What a wonderful film. You and the girls and everyone involved must be so proud. I especially loved the "Big Night" like banquet / party scene. The audience member really got it right that there's a really positive vibe in here that feels like family and that unlike other food films it doesn't make you want to go home and throw out your food or want to throw your hands up with doom and gloom. It really feels optimistic and full of possibility.
I love that I get to see the CSA in action every week with the back story vividly in my mind now. What an amazing connection and contribution. I'm looking forward to following this developing story and to doing what I can to help.
I was at the BAM screening of WOYP and wanted to congratulate you on a fantastic doc. It’s really a wonderfully positive addition to the growing body of film and literature about food politics. I’d picked up a postcard at the Manhattan Borough President’s Food Politics conference last Fall and have been eagerly awaiting a chance to see it ever since.
Also, I’m doing some research on school gardening and garden-based learning programs for the BP’s office. I noticed there is a garden at the girls’ school at the end of the film, and I’d love to know if that came about in the course of shooting the film, or if it had been there before and if there are any garden-based learning opportunities there for the students. Any information you have and want to share would be greatly appreciated. Or if you could put me in touch with the principal or dietician or whoever else is in charge of the garden, that’d be great too.
Congratulations on a wonderful documentary. It is funny, emotional, beautiful, timely and important. You take on a huge subject and make it understandable. Seeing the world through the eyes of families, and especially the children, totally works. I really found it a delightful movie about a subject that matters greatly to me and clearly is of fundamental importance. Serious questions are raised yet the touch is light and wonderfully human.

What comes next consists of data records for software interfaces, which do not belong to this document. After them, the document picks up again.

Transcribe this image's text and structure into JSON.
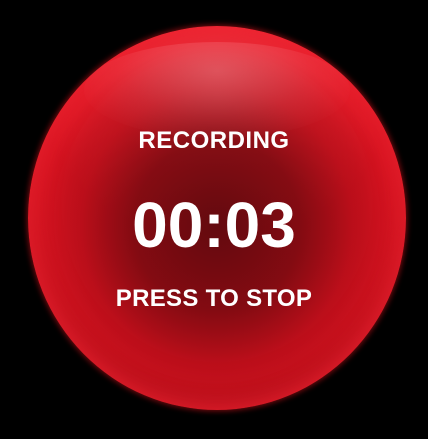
{
  "recorder": {
    "status": "RECORDING",
    "elapsed": "00:03",
    "hint": "PRESS TO STOP"
  },
  "colors": {
    "background": "#000000",
    "button_red": "#e0121f",
    "text": "#ffffff"
  }
}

I am proud of my small association with the project and told Celeste how great I thought it turned out. She can’t wait to see it and was sorry not to be in New York. Good luck with the film and I look forward to hearing more about its progress.
My students' comments were mostly positive, in terms of admiration for the two narrators of the film, whose intelligence, curiosity and activism they deeply admired. In fact, they expressed some shame at being older yet not as involved in issues affecting them as Safiyah and Sadie. There was some discussion about the differences they perceived between themselves and the girls in terms of background, family life and environment and how these might partly account for the gaps in awareness of health issues, access to people and information, etc.
I explained that part of the reason I chose the film was for its depiction of the "whole food" (or "food justice" or call it what you will) movement as one cutting across age, class, gender, national and ethnic boundaries and uniting people in the common goal of accessing the safe, healthy, affordable and sustainable food supply that is our right. Many of the other films I had to chose from failed to convey this, and some proposed solutions I found difficult to, well, swallow. I much prefer the strategy of supporting small farmers, for instance, than that of focusing on getting organic food into Walmart. Along these lines, I would love to see a film explore the formation of member-owned food co-ops that use multiple members' labor, committment and buying power to encourage ecologically and socially informed, responsible consumption and to allow people access to these products affordably.
In short, the film facilitated a rich and timely discussion. I'm thankful to have seen it just when I did and to have been able to share it with my students. Very best of luck to you all in getting it out there.
Hi Catherine - thought you might have a WE LOVE SMASHED VEG CATEGORY SO I CONTRIBUTED MY WINS-EM-OVER-EVERY-TIME Cauliflower dish - no dairy! Can be made very grown up by upping the garlic and the red pepper flakes!
*Adding your favorite fresh herbs bring a different taste thrill - try dill or oregano. Try a lemon squeeze over a bite-ful for a tasty zing...